Problem solve Get help with specific problems with your technologies, process and projects.

How to use the Windows XP Recovery Console

Once you install the Recovery Console, you have to familiarize yourself with the new command prompt -- and how it differs from the one within the OS itself.

Part 1 | Part 2 | Part 3

Brien M. Posey
In the first part of this series, I showed you how to install the Recovery Console onto a computer that's running Windows XP. In this article, I want to continue the discussion by showing you how to use the Recovery Console once it's installed.

The Windows XP Recovery Console installation process reconfigured Windows so that it boots to a boot menu rather than immediately booting the Windows operating system. This boot menu gives you the choice of booting Windows XP or loading the Recovery Console, as shown in Figure A.

Figure A

If you choose the Recovery Console option, the Recovery Console will begin to load. It will then display every Windows installation that it can locate on the hard drive. As you can see in Figure B, each installation is assigned a number. You must enter the number that corresponds to the Windows installation that you want to work with.

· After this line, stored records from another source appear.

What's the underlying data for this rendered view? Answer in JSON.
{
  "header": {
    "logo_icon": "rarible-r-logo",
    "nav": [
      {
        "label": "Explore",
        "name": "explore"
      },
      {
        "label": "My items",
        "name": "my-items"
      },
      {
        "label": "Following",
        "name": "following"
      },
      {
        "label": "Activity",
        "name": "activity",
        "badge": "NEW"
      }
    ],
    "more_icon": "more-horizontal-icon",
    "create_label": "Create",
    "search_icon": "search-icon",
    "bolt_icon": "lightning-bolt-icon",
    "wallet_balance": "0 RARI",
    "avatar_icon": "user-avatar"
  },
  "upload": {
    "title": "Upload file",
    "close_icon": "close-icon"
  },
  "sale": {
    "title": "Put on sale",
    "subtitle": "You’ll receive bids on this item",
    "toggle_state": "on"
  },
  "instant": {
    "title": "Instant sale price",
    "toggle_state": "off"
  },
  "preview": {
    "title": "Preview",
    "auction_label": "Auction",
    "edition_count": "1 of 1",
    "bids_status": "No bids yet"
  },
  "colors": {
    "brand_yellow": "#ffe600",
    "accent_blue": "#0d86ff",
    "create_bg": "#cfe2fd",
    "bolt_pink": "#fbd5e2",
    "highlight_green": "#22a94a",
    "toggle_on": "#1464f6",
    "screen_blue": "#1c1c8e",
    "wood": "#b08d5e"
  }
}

Figure B

Upon selecting a Windows installation, you are prompted to enter the local administrator password for that installation. Upon doing so, you are taken to a command prompt, as shown in Figure C.

Figure C

At first glance, the Recovery Console's command prompt looks identical to the command prompt you can access from within Windows. Looks can be deceiving, though, as there are some very important differences between the two.

I tend to think of the Recovery Console's command prompt as a handicapped version of the Windows command prompt. For the Recovery Console, Microsoft purposefully disabled a lot of the command prompt features and capabilities in the name of security. This never made much sense to me, because even though you are using the Recovery Console, you have still authenticated into Windows using administrative credentials. But I digress.

How Windows XP and Recovery Console command prompts are different

The first major difference between the Recovery Console and the Windows XP command prompts is that the Recovery Console does not give you full access to the system's hard drive, even though you are logged in as an administrator. Also, while you can view the root directory, you can only gain access to specific subdirectories.

The Recovery Console command prompt allows you to access the Windows system folder (usually C:\Windows), the CMDCONS folder (part of the Recovery Console) and files and folders stored on removable media. The Recovery Console denies access to all other folders, including those created by Windows, such as the Program Files folder.

Note: Incidentally, there is a way that you can gain access to these folders through a roundabout method. I will show you that trick in the next article of this series.
You may find that "getting around" works a bit differently in the Recovery Console as well. For example, if you look at Figure C, you will notice that the Recovery Console initially places you in the Windows system folder. In a normal Command Prompt environment you could drop down to the root directory by entering the CD\ or CD.. command. In the Recovery Console, however, you must insert a space between the CD and the backslash. The CD.. command is invalid, and you will find that many of the typical DOS commands have been changed for use in the Recovery Console environment. I will discuss the commands in detail later on in this series.

Besides not having access to the majority of the folders on the hard disk, the Windows XP Recovery Console imposes some other significant restrictions as well. One such restriction is that removable media is designated as Read Only. If, however, you need to copy a file to removable media, there is a workaround to this restriction.

Other restrictions include the fact that you cannot reset the administrator password while working in the Recovery Console, and you do not have the ability to edit text files. This is important because most configuration files are text based.

In this article, I've talked about a lot of the things that you can not do through the Windows XP Recovery Console. In part three of this series, I will continue the discussion by showing you things that you can do, including some workarounds for issues I've already mentioned.


How to install it
How to use it
Regaining lost functionality

Brien M. Posey, MCSE, has received Microsoft's Most Valuable Professional Award four times for his work with Windows Server, IIS and Exchange Server. He has served as CIO for a nationwide chain of hospitals and healthcare facilities, and was once a network administrator for Fort Knox. You can visit his personal Web site at

Dig Deeper on Windows legacy operating systems

Start the conversation

Send me notifications when other members comment.

Please create a username to comment.